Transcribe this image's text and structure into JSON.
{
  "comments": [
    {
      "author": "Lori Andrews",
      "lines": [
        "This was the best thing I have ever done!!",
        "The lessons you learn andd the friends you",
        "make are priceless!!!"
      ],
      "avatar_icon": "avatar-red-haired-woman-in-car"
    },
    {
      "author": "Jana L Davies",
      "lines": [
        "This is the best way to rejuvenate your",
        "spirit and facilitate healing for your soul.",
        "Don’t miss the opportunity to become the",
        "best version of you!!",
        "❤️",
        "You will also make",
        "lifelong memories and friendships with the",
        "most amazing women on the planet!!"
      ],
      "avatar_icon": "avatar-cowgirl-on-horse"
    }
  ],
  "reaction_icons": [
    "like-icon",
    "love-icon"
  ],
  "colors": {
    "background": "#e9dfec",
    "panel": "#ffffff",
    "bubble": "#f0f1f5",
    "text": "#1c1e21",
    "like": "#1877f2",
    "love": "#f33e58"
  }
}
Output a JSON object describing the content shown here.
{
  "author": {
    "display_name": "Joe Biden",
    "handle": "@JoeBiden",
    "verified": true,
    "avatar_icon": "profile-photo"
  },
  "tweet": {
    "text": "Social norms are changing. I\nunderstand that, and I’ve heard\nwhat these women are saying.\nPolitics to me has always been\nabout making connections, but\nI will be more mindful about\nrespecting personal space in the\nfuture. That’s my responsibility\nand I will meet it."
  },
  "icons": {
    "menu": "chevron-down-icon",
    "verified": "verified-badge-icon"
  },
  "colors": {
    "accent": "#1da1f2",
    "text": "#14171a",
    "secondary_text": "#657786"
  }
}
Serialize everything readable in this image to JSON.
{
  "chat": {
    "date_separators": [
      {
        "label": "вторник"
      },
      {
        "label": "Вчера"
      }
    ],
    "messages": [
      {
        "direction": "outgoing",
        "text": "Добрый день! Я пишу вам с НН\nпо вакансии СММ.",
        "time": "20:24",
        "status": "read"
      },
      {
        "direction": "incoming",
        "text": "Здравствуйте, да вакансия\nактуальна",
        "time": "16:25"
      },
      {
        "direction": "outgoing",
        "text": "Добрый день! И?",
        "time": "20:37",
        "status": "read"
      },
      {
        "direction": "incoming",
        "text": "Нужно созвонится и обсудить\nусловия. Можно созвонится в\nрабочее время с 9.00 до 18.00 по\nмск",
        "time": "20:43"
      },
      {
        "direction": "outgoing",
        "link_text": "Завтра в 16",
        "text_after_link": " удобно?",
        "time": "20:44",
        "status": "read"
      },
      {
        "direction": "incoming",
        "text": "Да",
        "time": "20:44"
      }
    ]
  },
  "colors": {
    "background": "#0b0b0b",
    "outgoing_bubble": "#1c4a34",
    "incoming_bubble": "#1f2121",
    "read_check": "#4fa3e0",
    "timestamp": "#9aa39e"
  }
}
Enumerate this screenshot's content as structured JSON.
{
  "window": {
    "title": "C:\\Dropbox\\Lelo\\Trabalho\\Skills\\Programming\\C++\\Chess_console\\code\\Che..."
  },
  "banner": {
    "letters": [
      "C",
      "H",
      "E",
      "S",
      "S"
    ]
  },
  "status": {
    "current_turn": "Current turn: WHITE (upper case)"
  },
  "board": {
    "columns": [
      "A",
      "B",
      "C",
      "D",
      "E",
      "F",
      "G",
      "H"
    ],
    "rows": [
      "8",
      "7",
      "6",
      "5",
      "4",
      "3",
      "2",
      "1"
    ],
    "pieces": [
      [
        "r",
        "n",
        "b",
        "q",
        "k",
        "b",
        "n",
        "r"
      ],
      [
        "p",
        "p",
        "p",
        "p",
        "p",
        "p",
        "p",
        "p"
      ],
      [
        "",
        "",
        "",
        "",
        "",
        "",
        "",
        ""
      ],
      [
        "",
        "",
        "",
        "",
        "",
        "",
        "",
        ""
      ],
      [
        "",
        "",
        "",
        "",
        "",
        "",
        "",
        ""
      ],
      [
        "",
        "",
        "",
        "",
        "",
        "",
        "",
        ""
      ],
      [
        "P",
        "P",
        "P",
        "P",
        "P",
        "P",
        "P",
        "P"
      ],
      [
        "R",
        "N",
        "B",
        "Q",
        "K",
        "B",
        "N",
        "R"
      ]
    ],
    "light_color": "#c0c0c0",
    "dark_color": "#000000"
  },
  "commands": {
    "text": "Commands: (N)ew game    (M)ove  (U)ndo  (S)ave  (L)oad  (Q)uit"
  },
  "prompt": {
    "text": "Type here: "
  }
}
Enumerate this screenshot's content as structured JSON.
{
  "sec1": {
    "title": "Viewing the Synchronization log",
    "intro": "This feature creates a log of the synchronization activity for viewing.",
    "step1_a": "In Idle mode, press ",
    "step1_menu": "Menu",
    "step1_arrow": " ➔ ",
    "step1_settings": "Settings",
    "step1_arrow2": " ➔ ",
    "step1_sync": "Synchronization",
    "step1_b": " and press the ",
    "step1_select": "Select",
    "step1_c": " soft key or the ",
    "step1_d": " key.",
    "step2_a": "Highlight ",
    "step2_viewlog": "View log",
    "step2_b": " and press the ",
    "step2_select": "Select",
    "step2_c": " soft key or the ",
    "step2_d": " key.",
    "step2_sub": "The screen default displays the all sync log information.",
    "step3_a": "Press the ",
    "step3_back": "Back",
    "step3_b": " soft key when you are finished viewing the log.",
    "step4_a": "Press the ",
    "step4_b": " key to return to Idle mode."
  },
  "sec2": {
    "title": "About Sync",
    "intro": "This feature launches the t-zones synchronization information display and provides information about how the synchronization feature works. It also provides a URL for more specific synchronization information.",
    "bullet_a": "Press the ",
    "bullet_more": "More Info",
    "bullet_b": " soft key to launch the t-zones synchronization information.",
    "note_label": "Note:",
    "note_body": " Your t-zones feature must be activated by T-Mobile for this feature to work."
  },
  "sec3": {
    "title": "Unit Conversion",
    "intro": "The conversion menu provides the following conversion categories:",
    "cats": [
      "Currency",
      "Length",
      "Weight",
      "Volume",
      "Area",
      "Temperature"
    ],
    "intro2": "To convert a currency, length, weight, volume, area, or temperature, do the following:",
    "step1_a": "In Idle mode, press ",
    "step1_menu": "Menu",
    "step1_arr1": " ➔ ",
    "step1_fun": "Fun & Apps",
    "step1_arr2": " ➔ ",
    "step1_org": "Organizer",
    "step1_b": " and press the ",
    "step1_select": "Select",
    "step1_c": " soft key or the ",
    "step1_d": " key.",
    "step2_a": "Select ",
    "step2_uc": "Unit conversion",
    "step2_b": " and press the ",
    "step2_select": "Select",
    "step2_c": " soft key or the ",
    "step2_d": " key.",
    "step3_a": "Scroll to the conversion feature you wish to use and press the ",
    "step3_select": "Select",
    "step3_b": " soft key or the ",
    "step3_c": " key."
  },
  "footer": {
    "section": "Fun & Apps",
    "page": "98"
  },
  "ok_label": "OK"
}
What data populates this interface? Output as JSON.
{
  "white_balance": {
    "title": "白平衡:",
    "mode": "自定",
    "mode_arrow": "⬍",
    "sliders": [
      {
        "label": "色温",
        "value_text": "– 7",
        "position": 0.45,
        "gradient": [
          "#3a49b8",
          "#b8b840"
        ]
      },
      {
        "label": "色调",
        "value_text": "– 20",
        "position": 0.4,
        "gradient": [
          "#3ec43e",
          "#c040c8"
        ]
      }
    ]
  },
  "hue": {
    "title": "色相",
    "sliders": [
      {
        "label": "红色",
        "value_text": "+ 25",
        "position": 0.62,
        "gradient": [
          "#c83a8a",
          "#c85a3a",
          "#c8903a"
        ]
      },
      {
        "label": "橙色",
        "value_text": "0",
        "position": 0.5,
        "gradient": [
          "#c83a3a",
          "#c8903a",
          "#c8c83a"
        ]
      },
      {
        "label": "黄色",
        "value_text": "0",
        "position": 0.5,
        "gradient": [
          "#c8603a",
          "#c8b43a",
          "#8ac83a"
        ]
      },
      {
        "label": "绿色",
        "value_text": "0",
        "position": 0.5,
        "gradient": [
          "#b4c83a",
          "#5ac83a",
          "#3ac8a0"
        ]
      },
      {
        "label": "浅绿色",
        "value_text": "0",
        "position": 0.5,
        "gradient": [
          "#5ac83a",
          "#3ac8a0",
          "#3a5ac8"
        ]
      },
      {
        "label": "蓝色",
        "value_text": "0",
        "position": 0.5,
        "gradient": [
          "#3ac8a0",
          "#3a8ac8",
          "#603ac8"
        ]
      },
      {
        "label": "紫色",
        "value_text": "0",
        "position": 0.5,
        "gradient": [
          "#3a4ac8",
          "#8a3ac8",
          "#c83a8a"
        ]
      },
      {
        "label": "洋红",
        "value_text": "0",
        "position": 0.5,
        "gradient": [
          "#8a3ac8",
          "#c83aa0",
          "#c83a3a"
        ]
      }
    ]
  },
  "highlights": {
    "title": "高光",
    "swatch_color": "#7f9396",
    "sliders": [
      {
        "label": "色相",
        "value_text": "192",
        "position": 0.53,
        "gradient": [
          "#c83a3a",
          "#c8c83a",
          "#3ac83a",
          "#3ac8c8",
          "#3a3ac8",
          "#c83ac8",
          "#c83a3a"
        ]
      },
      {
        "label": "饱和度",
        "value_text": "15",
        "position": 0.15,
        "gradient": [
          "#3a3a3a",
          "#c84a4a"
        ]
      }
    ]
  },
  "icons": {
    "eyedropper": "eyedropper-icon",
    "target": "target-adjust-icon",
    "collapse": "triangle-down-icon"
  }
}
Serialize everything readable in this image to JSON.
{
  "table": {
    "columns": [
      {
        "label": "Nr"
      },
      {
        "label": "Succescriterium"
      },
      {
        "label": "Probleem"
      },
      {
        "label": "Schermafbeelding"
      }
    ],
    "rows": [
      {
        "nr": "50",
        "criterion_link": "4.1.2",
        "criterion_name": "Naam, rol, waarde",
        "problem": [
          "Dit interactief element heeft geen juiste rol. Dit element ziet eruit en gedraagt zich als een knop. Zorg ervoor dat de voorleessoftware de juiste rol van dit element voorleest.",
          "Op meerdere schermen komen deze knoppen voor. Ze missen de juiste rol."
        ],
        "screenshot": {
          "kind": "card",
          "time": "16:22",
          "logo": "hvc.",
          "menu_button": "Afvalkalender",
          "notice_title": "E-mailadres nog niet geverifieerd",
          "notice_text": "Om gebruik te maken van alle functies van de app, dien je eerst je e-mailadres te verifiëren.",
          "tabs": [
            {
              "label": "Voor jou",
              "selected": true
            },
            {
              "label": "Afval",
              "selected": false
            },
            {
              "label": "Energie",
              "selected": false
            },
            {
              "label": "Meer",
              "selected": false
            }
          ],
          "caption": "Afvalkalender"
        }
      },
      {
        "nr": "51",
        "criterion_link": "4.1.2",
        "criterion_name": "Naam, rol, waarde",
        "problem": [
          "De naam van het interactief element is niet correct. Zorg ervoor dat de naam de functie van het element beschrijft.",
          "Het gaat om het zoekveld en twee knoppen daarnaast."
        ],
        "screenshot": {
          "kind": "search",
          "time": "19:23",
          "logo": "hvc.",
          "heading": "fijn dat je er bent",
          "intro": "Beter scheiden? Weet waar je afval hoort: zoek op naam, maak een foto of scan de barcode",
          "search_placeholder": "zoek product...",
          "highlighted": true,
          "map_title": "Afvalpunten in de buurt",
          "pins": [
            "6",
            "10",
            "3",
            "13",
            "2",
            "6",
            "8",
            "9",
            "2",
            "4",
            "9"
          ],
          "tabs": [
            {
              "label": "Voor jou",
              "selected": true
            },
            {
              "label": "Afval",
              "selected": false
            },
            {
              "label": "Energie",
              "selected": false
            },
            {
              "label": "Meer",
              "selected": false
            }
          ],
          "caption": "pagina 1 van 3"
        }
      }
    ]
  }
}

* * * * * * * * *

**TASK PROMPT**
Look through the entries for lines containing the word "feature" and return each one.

**TASK RESPONSE**
    "intro": "This feature creates a log of the synchronization activity for viewing.",
    "intro": "This feature launches the t-zones synchronization information display and provides information about how the synchronization feature works. It also provides a URL for more specific synchronization information.",
    "note_body": " Your t-zones feature must be activated by T-Mobile for this feature to work."
    "step3_a": "Scroll to the conversion feature you wish to use and press the ",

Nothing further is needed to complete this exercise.